An Australian drug smuggler has been executed at Singapore's Changi prison.
Nguyen Truong Van, 25, received a mandatory death sentence after being arrested at the country's airport in 2002 with 400g (14 ounces) of heroin.
He was hanged hours after his mother and twin brother had visited him and despite calls for clemency.
Protest vigils were held in Singapore and Australia, while Australian Attorney-General Philip Ruddock described the sentence as "barbaric".
Mr Ruddock said the case had mitigating circumstances, because Nguyen maintained he had smuggled the drugs to earn enough money to pay off legal bills of A$30,000 (£13,000) incurred by his twin brother, a former heroin addict.It's a most unfortunate, barbaric act that is occurring
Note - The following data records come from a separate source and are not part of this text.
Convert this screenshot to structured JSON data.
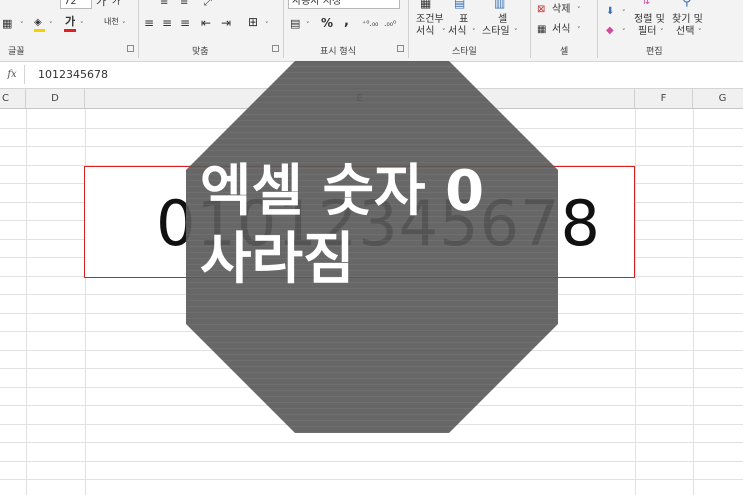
{
  "ribbon": {
    "font_group": {
      "label": "글꼴",
      "font_size": "72",
      "grow_label": "가",
      "shrink_label": "가",
      "font_color_label": "가",
      "phonetic_label": "내천"
    },
    "align_group": {
      "label": "맞춤"
    },
    "number_group": {
      "label": "표시 형식",
      "format_value": "사용자 지정",
      "percent": "%",
      "comma": ","
    },
    "style_group": {
      "label": "스타일",
      "conditional_format": [
        "조건부",
        "서식"
      ],
      "table_format": [
        "표",
        "서식"
      ],
      "cell_style": [
        "셀",
        "스타일"
      ]
    },
    "cells_group": {
      "label": "셀",
      "delete": "삭제",
      "format": "서식"
    },
    "editing_group": {
      "label": "편집",
      "sort_filter": [
        "정렬 및",
        "필터"
      ],
      "find_select": [
        "찾기 및",
        "선택"
      ]
    }
  },
  "formula_bar": {
    "fx": "fx",
    "value": "1012345678"
  },
  "columns": [
    "C",
    "D",
    "E",
    "F",
    "G"
  ],
  "cell": {
    "display": "01012345678"
  },
  "overlay": {
    "title": "엑셀 숫자 0 사라짐"
  },
  "colors": {
    "cell_border": "#d42020",
    "overlay": "#5a5a5a",
    "font_red": "#e02020"
  }
}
Philip Ruddock Australian Attorney-General
Nguyen's case has prompted intense media coverage in Australia, though a poll released on Thursday suggested people were divided over whether the death penalty was justified.
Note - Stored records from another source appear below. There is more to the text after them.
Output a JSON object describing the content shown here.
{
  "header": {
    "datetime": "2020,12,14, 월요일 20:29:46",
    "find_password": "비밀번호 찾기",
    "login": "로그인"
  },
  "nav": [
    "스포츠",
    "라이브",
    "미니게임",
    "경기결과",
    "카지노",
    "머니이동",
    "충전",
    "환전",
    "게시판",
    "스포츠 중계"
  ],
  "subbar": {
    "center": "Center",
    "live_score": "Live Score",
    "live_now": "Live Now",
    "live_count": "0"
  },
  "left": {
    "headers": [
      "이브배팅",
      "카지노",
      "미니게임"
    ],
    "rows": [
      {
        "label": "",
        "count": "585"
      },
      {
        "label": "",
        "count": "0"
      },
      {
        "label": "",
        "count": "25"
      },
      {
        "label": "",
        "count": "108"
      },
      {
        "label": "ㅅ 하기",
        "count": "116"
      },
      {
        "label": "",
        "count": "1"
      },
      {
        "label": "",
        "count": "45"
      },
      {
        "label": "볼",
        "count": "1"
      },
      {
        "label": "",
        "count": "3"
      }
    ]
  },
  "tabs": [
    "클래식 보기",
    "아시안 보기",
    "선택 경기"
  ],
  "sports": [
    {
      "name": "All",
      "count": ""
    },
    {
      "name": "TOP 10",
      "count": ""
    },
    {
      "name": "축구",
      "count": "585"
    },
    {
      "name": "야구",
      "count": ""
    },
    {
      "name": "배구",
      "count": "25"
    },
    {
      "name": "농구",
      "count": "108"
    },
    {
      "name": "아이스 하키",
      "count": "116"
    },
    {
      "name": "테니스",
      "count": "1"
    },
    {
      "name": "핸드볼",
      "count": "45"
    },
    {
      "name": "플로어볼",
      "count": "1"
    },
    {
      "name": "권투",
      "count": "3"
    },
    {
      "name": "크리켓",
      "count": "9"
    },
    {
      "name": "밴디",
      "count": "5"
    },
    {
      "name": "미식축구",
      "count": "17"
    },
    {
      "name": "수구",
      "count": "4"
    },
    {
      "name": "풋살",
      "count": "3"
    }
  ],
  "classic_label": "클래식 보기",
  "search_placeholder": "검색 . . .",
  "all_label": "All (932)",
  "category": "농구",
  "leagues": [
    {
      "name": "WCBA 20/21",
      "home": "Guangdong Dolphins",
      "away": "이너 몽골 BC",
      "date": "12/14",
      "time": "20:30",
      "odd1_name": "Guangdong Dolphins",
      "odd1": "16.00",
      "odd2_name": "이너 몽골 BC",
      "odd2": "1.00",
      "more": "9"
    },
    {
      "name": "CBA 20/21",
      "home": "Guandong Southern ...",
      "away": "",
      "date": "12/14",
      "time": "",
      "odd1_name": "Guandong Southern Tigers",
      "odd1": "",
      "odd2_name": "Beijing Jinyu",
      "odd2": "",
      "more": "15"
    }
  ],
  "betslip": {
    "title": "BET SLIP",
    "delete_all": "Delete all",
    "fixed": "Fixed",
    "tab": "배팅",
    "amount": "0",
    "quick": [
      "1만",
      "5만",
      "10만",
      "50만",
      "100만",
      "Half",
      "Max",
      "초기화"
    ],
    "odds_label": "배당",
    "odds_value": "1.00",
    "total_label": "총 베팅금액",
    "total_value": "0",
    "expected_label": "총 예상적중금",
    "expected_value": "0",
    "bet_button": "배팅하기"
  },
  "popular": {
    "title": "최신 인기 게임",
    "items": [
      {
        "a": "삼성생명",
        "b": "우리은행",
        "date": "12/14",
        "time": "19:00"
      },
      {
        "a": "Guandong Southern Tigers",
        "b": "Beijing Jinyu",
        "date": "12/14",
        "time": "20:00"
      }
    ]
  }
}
Before the sentence was carried out, one of Nguyen's lawyers, Julian McMahon, described him as "completely rehabilitated, completely reformed, completely focused on doing what is good".
Another of his lawyers, Lex Lasry, said that his client was ready to die.
"We've just had a beautiful last visit. It was a great visit and quite uplifting," he said.
Nguyen's mother appeared at the jail for her last visit looking distressed.
[Nguyen's mother had fought for clemency for her son]
During her son's captivity, she had been unable to have any physical contact with him, only being allowed to see and speak to him through a glass partition.
But the Singapore government gave the two permission to hold hands during their final meeting, following a personal appeal by Australia's Prime Minister John Howard. Nguyen was born in Vietnam but lived in Melbourne.
Singapore has some of the strictest drug trafficking laws in the world, and anyone found with 15g of heroin faces a mandatory death penalty.
According to Amnesty International, about 420 people have been hanged in Singapore since 1991, mostly for drugs offences.
Published: 2005/12/01 23:25:00 GMT